══ DATASET RECORDS ══

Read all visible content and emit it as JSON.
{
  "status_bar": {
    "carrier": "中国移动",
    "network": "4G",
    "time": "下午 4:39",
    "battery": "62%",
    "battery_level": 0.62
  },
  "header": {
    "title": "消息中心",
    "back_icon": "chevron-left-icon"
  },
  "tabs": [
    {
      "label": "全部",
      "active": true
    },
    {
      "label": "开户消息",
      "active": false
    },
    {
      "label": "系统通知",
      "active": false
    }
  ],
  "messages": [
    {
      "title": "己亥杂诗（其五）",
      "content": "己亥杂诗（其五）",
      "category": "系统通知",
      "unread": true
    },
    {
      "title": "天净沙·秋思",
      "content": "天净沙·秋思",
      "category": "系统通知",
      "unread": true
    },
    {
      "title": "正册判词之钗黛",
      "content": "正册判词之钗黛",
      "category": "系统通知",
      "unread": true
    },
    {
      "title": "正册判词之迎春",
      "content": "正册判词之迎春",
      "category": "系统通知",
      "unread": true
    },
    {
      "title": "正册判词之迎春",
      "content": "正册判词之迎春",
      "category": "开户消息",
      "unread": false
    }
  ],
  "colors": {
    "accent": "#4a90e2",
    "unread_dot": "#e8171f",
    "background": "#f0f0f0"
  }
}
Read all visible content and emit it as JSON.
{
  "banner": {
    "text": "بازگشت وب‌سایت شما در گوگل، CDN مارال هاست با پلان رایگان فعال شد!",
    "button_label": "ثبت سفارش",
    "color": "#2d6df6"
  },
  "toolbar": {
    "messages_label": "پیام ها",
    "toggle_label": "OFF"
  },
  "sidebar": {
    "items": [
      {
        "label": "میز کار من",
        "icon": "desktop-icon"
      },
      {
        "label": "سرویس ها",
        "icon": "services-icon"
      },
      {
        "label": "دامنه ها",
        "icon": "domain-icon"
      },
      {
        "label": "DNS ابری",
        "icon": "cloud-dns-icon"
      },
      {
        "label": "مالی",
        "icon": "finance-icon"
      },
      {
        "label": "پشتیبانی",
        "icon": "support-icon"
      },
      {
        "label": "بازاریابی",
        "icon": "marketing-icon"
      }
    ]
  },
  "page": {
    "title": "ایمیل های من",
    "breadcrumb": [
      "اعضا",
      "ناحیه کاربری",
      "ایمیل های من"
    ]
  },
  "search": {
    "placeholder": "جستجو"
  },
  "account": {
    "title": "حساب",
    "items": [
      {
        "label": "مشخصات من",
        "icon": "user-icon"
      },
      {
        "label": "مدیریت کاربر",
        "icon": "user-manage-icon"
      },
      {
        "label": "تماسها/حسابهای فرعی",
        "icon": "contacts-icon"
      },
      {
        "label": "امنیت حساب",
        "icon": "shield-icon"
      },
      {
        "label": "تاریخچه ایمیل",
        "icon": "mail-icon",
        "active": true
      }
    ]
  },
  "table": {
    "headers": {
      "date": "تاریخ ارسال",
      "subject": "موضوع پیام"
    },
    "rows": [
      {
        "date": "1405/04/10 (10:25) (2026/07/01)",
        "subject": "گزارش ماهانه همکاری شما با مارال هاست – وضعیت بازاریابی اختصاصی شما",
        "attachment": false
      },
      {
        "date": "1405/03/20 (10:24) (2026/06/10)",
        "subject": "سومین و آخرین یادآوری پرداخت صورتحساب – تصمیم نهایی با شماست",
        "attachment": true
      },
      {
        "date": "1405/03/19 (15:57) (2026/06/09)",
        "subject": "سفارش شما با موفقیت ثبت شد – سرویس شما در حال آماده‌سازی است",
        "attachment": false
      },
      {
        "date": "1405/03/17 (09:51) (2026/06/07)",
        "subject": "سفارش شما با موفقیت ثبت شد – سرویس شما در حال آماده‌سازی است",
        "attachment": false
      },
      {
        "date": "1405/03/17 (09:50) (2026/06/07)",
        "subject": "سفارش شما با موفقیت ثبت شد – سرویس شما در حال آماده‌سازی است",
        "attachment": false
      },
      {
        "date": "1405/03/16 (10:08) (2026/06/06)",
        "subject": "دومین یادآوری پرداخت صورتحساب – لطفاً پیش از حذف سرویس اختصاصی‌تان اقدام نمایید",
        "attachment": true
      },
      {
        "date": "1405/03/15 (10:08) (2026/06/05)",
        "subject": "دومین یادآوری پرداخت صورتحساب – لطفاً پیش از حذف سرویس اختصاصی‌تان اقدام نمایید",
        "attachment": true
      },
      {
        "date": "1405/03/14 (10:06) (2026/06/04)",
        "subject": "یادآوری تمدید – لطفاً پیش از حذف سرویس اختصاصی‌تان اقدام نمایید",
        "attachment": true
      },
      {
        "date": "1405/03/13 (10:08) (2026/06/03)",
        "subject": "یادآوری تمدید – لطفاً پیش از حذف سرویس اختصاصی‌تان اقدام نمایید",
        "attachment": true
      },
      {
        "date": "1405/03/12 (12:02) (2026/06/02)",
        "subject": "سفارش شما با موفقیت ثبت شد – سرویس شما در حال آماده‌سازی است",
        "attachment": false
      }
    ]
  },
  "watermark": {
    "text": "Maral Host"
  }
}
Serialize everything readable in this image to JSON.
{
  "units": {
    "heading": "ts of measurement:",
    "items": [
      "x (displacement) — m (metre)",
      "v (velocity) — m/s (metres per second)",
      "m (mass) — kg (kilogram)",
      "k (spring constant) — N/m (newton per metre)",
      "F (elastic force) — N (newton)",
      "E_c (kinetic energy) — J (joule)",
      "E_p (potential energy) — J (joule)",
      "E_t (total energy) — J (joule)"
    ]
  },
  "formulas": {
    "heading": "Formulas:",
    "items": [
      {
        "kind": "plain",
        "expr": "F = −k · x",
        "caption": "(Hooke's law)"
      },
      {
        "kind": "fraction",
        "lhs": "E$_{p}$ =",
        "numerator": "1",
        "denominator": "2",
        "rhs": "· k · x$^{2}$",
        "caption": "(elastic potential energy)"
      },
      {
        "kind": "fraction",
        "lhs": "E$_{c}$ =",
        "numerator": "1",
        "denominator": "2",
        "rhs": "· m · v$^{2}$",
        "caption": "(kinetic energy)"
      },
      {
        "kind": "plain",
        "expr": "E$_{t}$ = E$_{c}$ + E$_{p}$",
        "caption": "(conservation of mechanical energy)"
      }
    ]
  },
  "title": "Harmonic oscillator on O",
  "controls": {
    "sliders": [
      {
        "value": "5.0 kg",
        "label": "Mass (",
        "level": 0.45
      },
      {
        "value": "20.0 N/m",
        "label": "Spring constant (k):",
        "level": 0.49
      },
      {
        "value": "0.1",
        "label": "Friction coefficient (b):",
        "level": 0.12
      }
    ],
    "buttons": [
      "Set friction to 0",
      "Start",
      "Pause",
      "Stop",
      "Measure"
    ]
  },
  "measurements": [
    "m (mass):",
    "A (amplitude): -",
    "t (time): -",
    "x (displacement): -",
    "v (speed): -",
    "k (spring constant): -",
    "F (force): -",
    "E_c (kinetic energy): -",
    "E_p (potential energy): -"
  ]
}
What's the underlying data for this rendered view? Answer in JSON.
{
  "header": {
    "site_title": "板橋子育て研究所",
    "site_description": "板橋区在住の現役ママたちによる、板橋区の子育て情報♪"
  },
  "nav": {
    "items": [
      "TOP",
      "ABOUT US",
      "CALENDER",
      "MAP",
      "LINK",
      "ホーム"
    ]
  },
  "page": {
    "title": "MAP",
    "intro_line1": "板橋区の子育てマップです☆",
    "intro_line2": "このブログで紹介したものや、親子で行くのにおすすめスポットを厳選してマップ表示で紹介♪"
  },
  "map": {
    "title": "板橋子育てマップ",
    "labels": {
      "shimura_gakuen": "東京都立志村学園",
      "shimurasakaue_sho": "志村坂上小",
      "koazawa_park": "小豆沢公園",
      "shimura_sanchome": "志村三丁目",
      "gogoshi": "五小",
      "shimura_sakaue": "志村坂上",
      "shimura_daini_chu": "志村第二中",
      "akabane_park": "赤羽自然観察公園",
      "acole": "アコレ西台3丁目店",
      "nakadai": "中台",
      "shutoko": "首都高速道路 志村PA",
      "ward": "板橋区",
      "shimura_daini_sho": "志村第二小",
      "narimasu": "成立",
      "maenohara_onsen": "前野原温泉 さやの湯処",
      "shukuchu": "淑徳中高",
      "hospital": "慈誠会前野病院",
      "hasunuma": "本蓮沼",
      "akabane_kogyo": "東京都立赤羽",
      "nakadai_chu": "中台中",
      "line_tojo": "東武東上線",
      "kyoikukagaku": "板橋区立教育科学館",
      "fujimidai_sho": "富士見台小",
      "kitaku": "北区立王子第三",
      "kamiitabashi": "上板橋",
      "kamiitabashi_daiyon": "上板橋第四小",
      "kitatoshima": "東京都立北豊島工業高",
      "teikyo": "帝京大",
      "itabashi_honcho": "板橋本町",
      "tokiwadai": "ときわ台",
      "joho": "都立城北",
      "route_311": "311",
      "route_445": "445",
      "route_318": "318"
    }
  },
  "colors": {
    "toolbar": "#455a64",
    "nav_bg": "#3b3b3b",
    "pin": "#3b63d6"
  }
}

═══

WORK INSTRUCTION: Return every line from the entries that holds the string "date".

EXERCISE RESULT:
      "date": "تاریخ ارسال",
        "date": "1405/04/10 (10:25) (2026/07/01)",
        "date": "1405/03/20 (10:24) (2026/06/10)",
        "date": "1405/03/19 (15:57) (2026/06/09)",
        "date": "1405/03/17 (09:51) (2026/06/07)",
        "date": "1405/03/17 (09:50) (2026/06/07)",
        "date": "1405/03/16 (10:08) (2026/06/06)",
        "date": "1405/03/15 (10:08) (2026/06/05)",
        "date": "1405/03/14 (10:06) (2026/06/04)",
        "date": "1405/03/13 (10:08) (2026/06/03)",
        "date": "1405/03/12 (12:02) (2026/06/02)",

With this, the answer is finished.